Give the listing again exactly as written.
--- Material for this exercise Enclosed Below ---
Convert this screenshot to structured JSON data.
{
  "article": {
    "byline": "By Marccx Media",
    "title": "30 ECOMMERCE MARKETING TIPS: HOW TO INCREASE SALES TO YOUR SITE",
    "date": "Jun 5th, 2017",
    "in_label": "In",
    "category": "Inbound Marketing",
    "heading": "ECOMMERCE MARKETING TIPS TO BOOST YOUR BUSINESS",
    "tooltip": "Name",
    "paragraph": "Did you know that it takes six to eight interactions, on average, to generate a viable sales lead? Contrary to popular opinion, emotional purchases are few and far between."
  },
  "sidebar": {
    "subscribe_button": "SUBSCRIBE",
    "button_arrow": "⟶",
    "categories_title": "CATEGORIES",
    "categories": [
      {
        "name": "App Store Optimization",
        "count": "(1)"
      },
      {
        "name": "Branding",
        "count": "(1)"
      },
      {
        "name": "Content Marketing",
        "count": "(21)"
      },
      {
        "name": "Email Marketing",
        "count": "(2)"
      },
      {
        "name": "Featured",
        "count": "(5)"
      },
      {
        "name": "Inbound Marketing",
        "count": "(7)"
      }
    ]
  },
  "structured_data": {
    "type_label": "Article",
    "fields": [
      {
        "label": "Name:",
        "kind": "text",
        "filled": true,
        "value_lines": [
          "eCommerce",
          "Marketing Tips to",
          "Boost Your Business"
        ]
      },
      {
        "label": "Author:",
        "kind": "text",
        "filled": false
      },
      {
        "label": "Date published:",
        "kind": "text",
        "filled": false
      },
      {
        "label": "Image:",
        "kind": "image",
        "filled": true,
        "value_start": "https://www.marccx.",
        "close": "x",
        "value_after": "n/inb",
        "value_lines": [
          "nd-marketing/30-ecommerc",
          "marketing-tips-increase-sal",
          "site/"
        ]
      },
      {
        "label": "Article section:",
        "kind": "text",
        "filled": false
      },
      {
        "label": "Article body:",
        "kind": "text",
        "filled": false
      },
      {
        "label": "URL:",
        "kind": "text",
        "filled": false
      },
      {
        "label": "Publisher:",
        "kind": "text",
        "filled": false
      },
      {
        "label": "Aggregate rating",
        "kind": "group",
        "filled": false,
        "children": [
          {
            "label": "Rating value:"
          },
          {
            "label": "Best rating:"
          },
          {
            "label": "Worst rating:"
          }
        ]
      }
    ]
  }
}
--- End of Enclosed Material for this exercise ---
- [Result of this task]:
Convert this screenshot to structured JSON data.
{
  "article": {
    "byline": "By Marccx Media",
    "title": "30 ECOMMERCE MARKETING TIPS: HOW TO INCREASE SALES TO YOUR SITE",
    "date": "Jun 5th, 2017",
    "in_label": "In",
    "category": "Inbound Marketing",
    "heading": "ECOMMERCE MARKETING TIPS TO BOOST YOUR BUSINESS",
    "tooltip": "Name",
    "paragraph": "Did you know that it takes six to eight interactions, on average, to generate a viable sales lead? Contrary to popular opinion, emotional purchases are few and far between."
  },
  "sidebar": {
    "subscribe_button": "SUBSCRIBE",
    "button_arrow": "⟶",
    "categories_title": "CATEGORIES",
    "categories": [
      {
        "name": "App Store Optimization",
        "count": "(1)"
      },
      {
        "name": "Branding",
        "count": "(1)"
      },
      {
        "name": "Content Marketing",
        "count": "(21)"
      },
      {
        "name": "Email Marketing",
        "count": "(2)"
      },
      {
        "name": "Featured",
        "count": "(5)"
      },
      {
        "name": "Inbound Marketing",
        "count": "(7)"
      }
    ]
  },
  "structured_data": {
    "type_label": "Article",
    "fields": [
      {
        "label": "Name:",
        "kind": "text",
        "filled": true,
        "value_lines": [
          "eCommerce",
          "Marketing Tips to",
          "Boost Your Business"
        ]
      },
      {
        "label": "Author:",
        "kind": "text",
        "filled": false
      },
      {
        "label": "Date published:",
        "kind": "text",
        "filled": false
      },
      {
        "label": "Image:",
        "kind": "image",
        "filled": true,
        "value_start": "https://www.marccx.",
        "close": "x",
        "value_after": "n/inb",
        "value_lines": [
          "nd-marketing/30-ecommerc",
          "marketing-tips-increase-sal",
          "site/"
        ]
      },
      {
        "label": "Article section:",
        "kind": "text",
        "filled": false
      },
      {
        "label": "Article body:",
        "kind": "text",
        "filled": false
      },
      {
        "label": "URL:",
        "kind": "text",
        "filled": false
      },
      {
        "label": "Publisher:",
        "kind": "text",
        "filled": false
      },
      {
        "label": "Aggregate rating",
        "kind": "group",
        "filled": false,
        "children": [
          {
            "label": "Rating value:"
          },
          {
            "label": "Best rating:"
          },
          {
            "label": "Worst rating:"
          }
        ]
      }
    ]
  }
}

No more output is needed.